The 21 musicians of the orchestra were seated on the stage behind the singers; Crawford conducted from the harpsichord. Crawford brought out the best in these skilled musicians: all individually skilled artists, they achieved, under Crawford’s leadership, a fluid, successful collaboration as a chamber orchestra. In the somewhat unusual placement of the orchestra behind the singers who performed on the stage close to the audience, acoustical balances might have been difficult to achieve. However, Crawford’s control of the instrumentalists and singers’ sounds within the bright acoustical space of Alice Tully Hall was consistently and commendably effective and clear.
Haydn’s L’Isola Disabitata is not a major work: it is slight and ephemeral. But it has some compelling virtues. The opening overture is a perfect paradigm of evocative, colorful thunderstorm music. The dramatic progress of the story is marked by melodies carried forward in increasingly complex and interesting variations. Unfortunately, some of the narrative recitatives plod more than they lilt and the orchestral writing is uneven. Towards the end of the work, the characters’ arias are more fully developed; duets of musical depth mark the couples’ progress towards their happy endings; the final quartet is genuinely marvelous.

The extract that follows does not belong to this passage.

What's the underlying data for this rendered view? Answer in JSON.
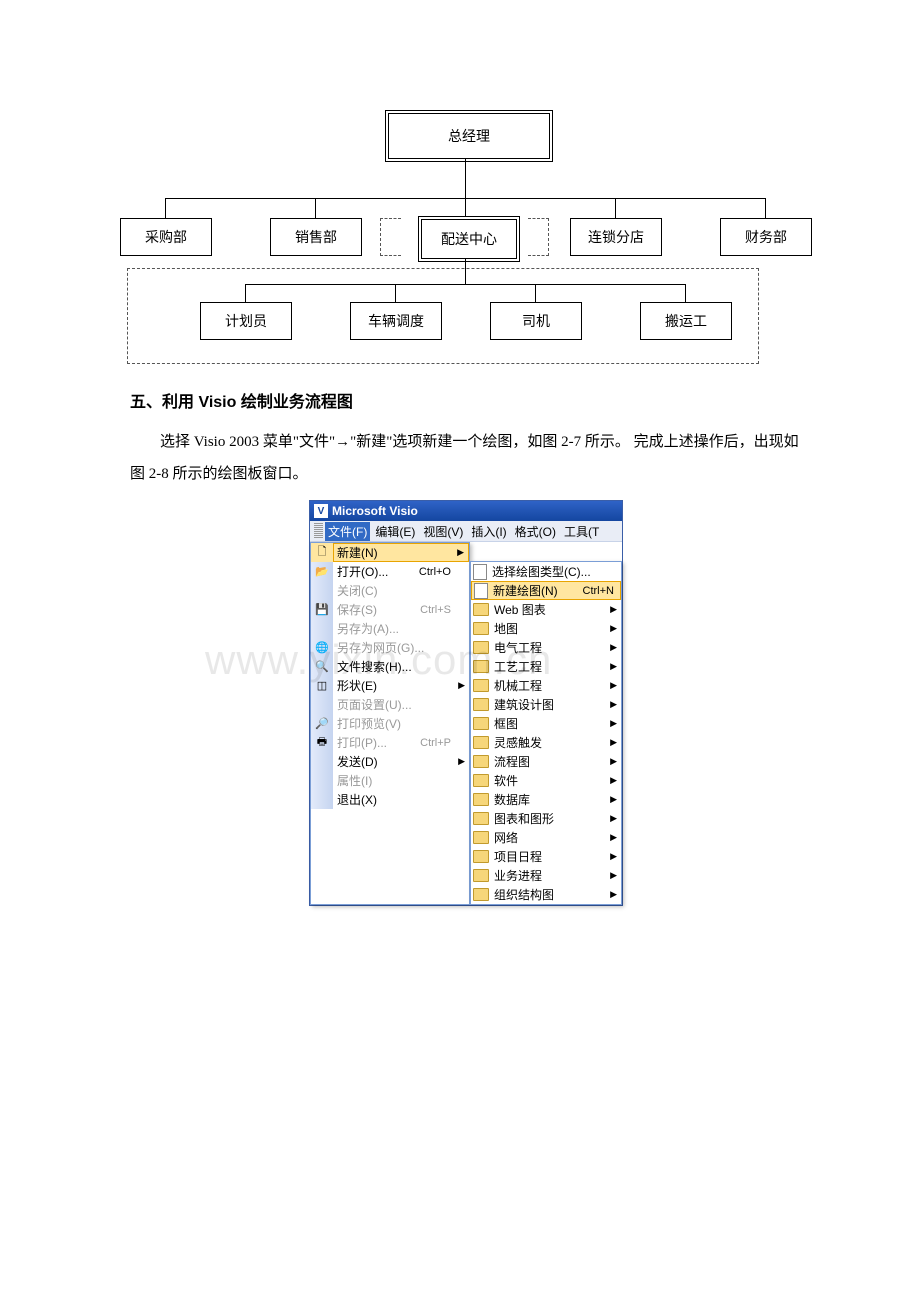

The team that put together the opera’s spacious and sunny staging – Cynthia Edwards, stage director, Liene Dobraja, costume designer, and Anne Dechene, stage manager – significantly enhanced the overall artistic value of this production. The minimal stage setting of four palm trees and several boulders, and a few, well-chosen props – a stuffed fawn, binoculars, bright yellow beach blankets and multicolor sun umbrellas – were all used to fine effect. The singers moved in and around the stage space with relative ease, making it plausible as an exotic island locale. The campy mid-twentieth century tropical preppy-wear costumes contributed an air of modern wit to the chamber opera, revealing the charms of the Baroque piece by removing it from period-piece claustrophobia.
Crawford, as usual, has given us a lovely present: the opera has moments of fun and moments of beauty. Brailey and Panthaki especially have now secured for themselves near-bravura arias that should become parts of their regular repertoires for individual recitals. However, in preparatory publicity and his pre-concert talk, Crawford made claims for the greatness of this work that seem unwarranted. Unfortunately, even in the most generous judgment, L’Isola is good, but not remarkable.
However, the production was fun – the singers and Crawford all looked as though they were having an awfully good time – and the artistic and intellectual integrity of the project was unassailable.
American Classical Orchestra: Franz Joseph Haydn’s L’Isola Disabitata (February 23, 2016)
Alice Tully Hall at Lincoln Center
1941 Broadway at 66th Street, in Manhattan
For more information, call 212-362-2727 or visit http://www.aconyc.org
Running time: 95 minutes without an intermission